Former Pakistan skipper Sarfaraz Ahmed has said he was disappointed by his abrupt exclusion from the national set-up but was able to quickly shift his focus to domestic commitments.
Sarfaraz was sacked from the captaincy role in the aftermath of Pakistan's T20I series whitewash to Sri Lanka in Lahore last year amidst Misbah-ul-Haq's first assignment as head coach and chief selector of the side.
The wicketkeeper-batsman was shoved away from the line-up with Babar Azam instated as the white-ball captain while Azhar Ali was declared in charge of the Test team.
From being the undisputed leader of Pakistan for over two years to losing his spot in the side, Sarfaraz commented that the surprise move was initially hard to understand.
"It was tough to absorb getting dropped from the team despite being a regular member," he told reporters in a video chat.
However, Sarfaraz busied himself with a stint for Sindh in the Quaid-e-Azam Trophy where he regained some batting form.
"But during that period, domestic cricket was underway and I didn't get enough time to dwell on this [being dropped]. While I was out of the national side, I now had the chance to focus my attention on domestic cricket and then PSL began."
"In the last three-four months under quarantine, I have been able to work on my fitness to make sure I am ready whenever an opportunity arrives."
Following a prolonged period of absence from the international scene, Sarfaraz has now been picked as part of an extended squad for the England tour. He will be accompanied by Mohammad Rizwan, who serves as the first-choice wicketkeeper for the team.
Sarfaraz likened his competition with Rizwan to the healthy rivalry between Moin Khan and Rashid Latif in the 1990s for the sole wicketkeeping position and conceded his back-up status.
"Mohammad Rizwan has been playing well so he's obviously first-choice but I'll also be there and intend to make the most of any opportunity."
When asked about the existence of any awkwardness in the dressing room as he returns to the side as an ex-captain, Sarfaraz denied he treated himself or his compatriots any differently in the past.
"During my time as captain, I never behaved differently or superior to other players. I never emerged as an invasive authoritative figure in the dressing room so I don't think there will be any problems when I return to the side because I did not place myself above others."
The 33-year-old was optimistic about his chances of excelling in England, drawing from his previous experience of playing Test cricket in England.
"Touring England is generally tough so you need extra preparations but I also have the experience of playing Tests there in 2016 and 2018," he said.
"I have an idea of the conditions and will try to perform to the best of my abilities."
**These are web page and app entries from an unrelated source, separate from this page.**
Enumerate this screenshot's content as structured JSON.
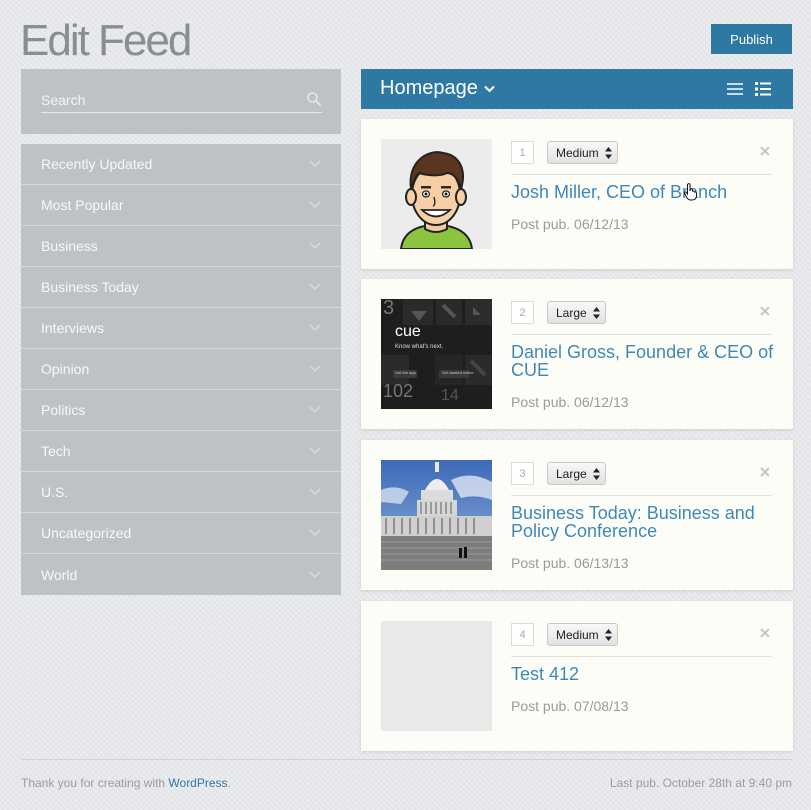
{
  "header": {
    "title": "Edit Feed",
    "publish_label": "Publish"
  },
  "sidebar": {
    "search_placeholder": "Search",
    "categories": [
      {
        "label": "Recently Updated"
      },
      {
        "label": "Most Popular"
      },
      {
        "label": "Business"
      },
      {
        "label": "Business Today"
      },
      {
        "label": "Interviews"
      },
      {
        "label": "Opinion"
      },
      {
        "label": "Politics"
      },
      {
        "label": "Tech"
      },
      {
        "label": "U.S."
      },
      {
        "label": "Uncategorized"
      },
      {
        "label": "World"
      }
    ]
  },
  "feed": {
    "name": "Homepage",
    "cards": [
      {
        "position": "1",
        "size": "Medium",
        "title": "Josh Miller, CEO of Branch",
        "meta": "Post pub. 06/12/13",
        "thumb": "avatar-illustration"
      },
      {
        "position": "2",
        "size": "Large",
        "title": "Daniel Gross, Founder & CEO of CUE",
        "meta": "Post pub. 06/12/13",
        "thumb": "cue-app-screenshot",
        "thumb_text": {
          "brand": "cue",
          "tagline": "Know what's next.",
          "btn1": "Get the app",
          "btn2": "Get started online",
          "n1": "3",
          "n2": "102",
          "n3": "14"
        }
      },
      {
        "position": "3",
        "size": "Large",
        "title": "Business Today: Business and Policy Conference",
        "meta": "Post pub. 06/13/13",
        "thumb": "capitol-building-photo"
      },
      {
        "position": "4",
        "size": "Medium",
        "title": "Test 412",
        "meta": "Post pub. 07/08/13",
        "thumb": "empty-placeholder"
      }
    ]
  },
  "footer": {
    "thanks_prefix": "Thank you for creating with ",
    "thanks_link": "WordPress",
    "thanks_suffix": ".",
    "last_pub": "Last pub. October 28th at 9:40 pm"
  },
  "colors": {
    "accent": "#2e79a4",
    "link": "#3f88b6",
    "sidebar_bg": "#bdc3c4"
  }
}
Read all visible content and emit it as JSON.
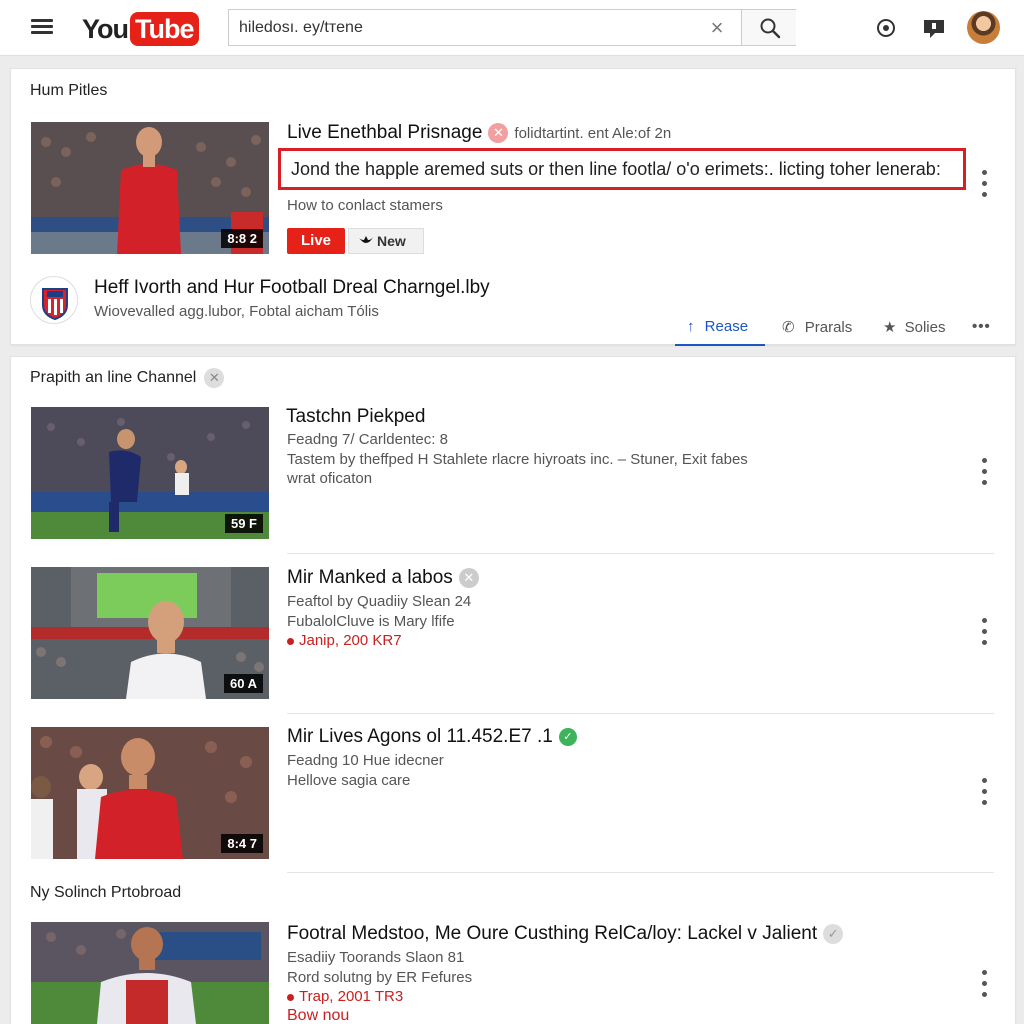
{
  "header": {
    "logo_you": "You",
    "logo_tube": "Tube",
    "search_value": "hiledosı. ey/tтene",
    "icons": [
      "menu-icon",
      "clear-icon",
      "search-icon",
      "upload-icon",
      "notifications-icon",
      "avatar"
    ]
  },
  "section1": {
    "title": "Hum Pitles",
    "video": {
      "title": "Live Enethbal Prisnage",
      "badge_text": "folidtartint. ent Ale:of 2n",
      "highlight_text": "Jond the happle aremed suts or then line footla/ o'o erimets:. licting toher lenerab:",
      "meta": "How to conlact stamers",
      "duration": "8:8 2",
      "live_label": "Live",
      "new_label": "New"
    },
    "channel": {
      "name": "Heff Ivorth and Hur Football Dreal Charngel.lby",
      "sub": "Wiovevalled agg.lubor, Fobtal aicham Tólis"
    },
    "tabs": [
      "Rease",
      "Prarals",
      "Solies"
    ]
  },
  "section2": {
    "title": "Prapith an line Channel",
    "videos": [
      {
        "title": "Tastchn Piekped",
        "meta1": "Feadng 7/ Carldentec: 8",
        "meta2": "Tastem by theffped H Stahlete rlacre hiyroats inc. – Stuner, Exit fabes",
        "meta3": "wrat oficaton",
        "duration": "59 F"
      },
      {
        "title": "Mir Manked a labos",
        "meta1": "Feaftol by Quadiiy Slean 24",
        "meta2": "FubalolCluve is Mary lfife",
        "meta3": "Janip, 200 KR7",
        "duration": "60 A"
      },
      {
        "title": "Mir Lives Agons ol 11.452.E7 .1",
        "meta1": "Feadng 10 Hue idecner",
        "meta2": "Hellove sagia care",
        "duration": "8:4 7"
      }
    ]
  },
  "section3": {
    "title": "Ny Solinch Prtobroad",
    "video": {
      "title": "Footral Medstoo, Me Oure Custhing RelCa/loy: Lackel v Jalient",
      "meta1": "Esadiiy Toorands Slaon 81",
      "meta2": "Rord solutng by ER Fefures",
      "meta3": "Trap, 2001 TR3",
      "meta4": "Bow nou"
    }
  },
  "colors": {
    "brand_red": "#e62117",
    "highlight_border": "#d81f26",
    "tab_active": "#1a57c4"
  }
}
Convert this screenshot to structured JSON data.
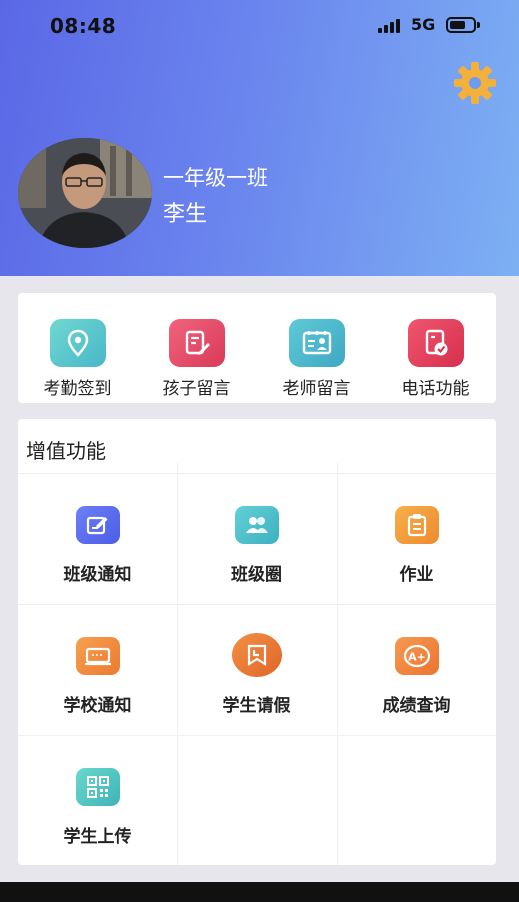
{
  "status_bar": {
    "time": "08:48",
    "network": "5G"
  },
  "header": {
    "class_name": "一年级一班",
    "user_name": "李生"
  },
  "quick_actions": [
    {
      "label": "考勤签到",
      "icon": "location-pin-icon",
      "color": "#4fc7c0"
    },
    {
      "label": "孩子留言",
      "icon": "edit-note-icon",
      "color": "#e8506a"
    },
    {
      "label": "老师留言",
      "icon": "teacher-board-icon",
      "color": "#4cb7c9"
    },
    {
      "label": "电话功能",
      "icon": "phone-card-icon",
      "color": "#e5405c"
    }
  ],
  "value_added": {
    "title": "增值功能",
    "items": [
      {
        "label": "班级通知",
        "icon": "edit-notice-icon",
        "color": "#5b6ef0"
      },
      {
        "label": "班级圈",
        "icon": "people-group-icon",
        "color": "#4cc0c8"
      },
      {
        "label": "作业",
        "icon": "clipboard-icon",
        "color": "#f29a3c"
      },
      {
        "label": "学校通知",
        "icon": "monitor-icon",
        "color": "#f08a3a"
      },
      {
        "label": "学生请假",
        "icon": "leave-clock-icon",
        "color": "#e8762e"
      },
      {
        "label": "成绩查询",
        "icon": "grade-a-plus-icon",
        "color": "#f0803a"
      },
      {
        "label": "学生上传",
        "icon": "qr-code-icon",
        "color": "#4cc2bf"
      }
    ]
  }
}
Pakistan managed to level the two-Test series in England in 2018 1-1 under Sarfaraz's captaincy. They are now set to play three Tests and as many T20Is against the hosts in August-September.